Flying has become such an everyday occurrence that it’s easy to forget how magical and magnificent the concept once was. Throughout human history inventors have devised strange and wondrous contraptions to make people fly—with varying degrees of success. Figuring within that history is the obsessively detailed and mysterious works of Charles A.A. Dellschau (1830-1923), some of which will be on display at the Brooklyn Antiquarian Book Fair from September 7-8th.
In the exhibition “Charles A.A. Dellschau and the Mythology of Flight,” curated by Brian Chidester, courtesy the Stephen Romano Gallery, twenty of the artist’s framed images from the last four years of his life will be on display. These compositions—a mixture of illustration, expressionist painting style, and collage—depict Dellschau's incredible flying machines and personal experiences.
There’s some mystery surrounding the artist and his work however. He apparently came to the U.S. from Prussia as a teenager in the 1840s, then followed the siren call of the Gold Rush out to California a decade later. Upon establishing himself in the frontier town of Sonora, Dellschau became secretary of the Sonora Aero Club—a fraternal order of German engineers whose focus was developing early flying machines. Years passed and he eventually became a butcher in Houston, Texas, yet little is known of how he got to there from California. In 1893, he began a kind of memoir/manuscript, documenting the mysterious flying contraptions he saw in Sonora and recording memories of the Aero Club. Dellschau died in obscurity in 1923—his family members being the only ones who knew of his work.
Since his death, no one has been able to confirm the actual existence of the Sonora Aero Club, leaving scholars to scratch their heads as to whether the work is the only record of this fraternal order or if Dellschau invented the whole thing?
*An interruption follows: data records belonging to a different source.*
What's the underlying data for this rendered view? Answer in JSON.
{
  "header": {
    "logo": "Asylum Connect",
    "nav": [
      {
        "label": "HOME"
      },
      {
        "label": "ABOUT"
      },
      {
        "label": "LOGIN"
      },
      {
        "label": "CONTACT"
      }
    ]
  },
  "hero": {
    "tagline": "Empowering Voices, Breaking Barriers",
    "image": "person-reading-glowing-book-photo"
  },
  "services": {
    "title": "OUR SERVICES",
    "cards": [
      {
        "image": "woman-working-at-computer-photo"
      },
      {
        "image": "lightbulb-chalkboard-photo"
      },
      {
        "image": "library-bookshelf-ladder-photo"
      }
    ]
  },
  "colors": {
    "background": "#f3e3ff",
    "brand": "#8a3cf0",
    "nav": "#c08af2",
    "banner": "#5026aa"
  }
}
But the story doesn’t stop there. The artist’s manuscripts—12 in total—were almost lost to time; until a house fire in the late 1960s in Houston, that is, which resulted in their discovery. (They have since been acquired by a variety of collectors and collections.)
While most have focused, heretofore, on the mystery of Sonora Aero Club, Chidester is instead drawn to another aspect of Dellschau’s work. Namely, the obsession he had from roughly 1919 to 1923, “with daily news reports about the newest flying machines and their commercial or political uses.” When viewed as a whole, continues Chidester, “they creat[e] a kind of visual mythology, or a compendium of all that was Brooklyn Antiquarian Book Fairhappening at the time in flight technology.”
Through his use of Masonic and other secret society symbols, as well Greco-Roman design motifs, Dellschau was “more or less telling the epic tale of flight,” Chidester insists. He was looking at “the psychological and sacred qualities surrounding invention of flight.”
When asked why this exhibition is important today Chidester says he sees the sincerity of Dellschau's work as an antidote to the distrust and irony of modern times. Plus, the curator adds, “Dellschau dedicated his whole artistic program to the psychological effects of technology, which is something everyone can relate to these days.”
“A lot of times,” Chidester concludes, “things get lost because they were made outside the conventional way of thinking. It is invaluable to learn why they were discarded; and what they can tell us about the world as it was and is.”
With wings on your feet, fly to the exhibition and the lecture (Sunday at 3pm) about the work of Charles A. A. Dellschau at the Brooklyn Antiquarian Book Fair. Also, Chidester is working on a documentary on Dellschau—see the trailer here.
Elisa Shoenberger is a researcher and writer. She has published articles and essays at the Boston Globe, the Rumpus, Deadspin, Syfy, Artsy, Hyperallergic, Wine Enthusiast, and other outlets. She is a regular contributor to Book Riot and Inside Philanthropy.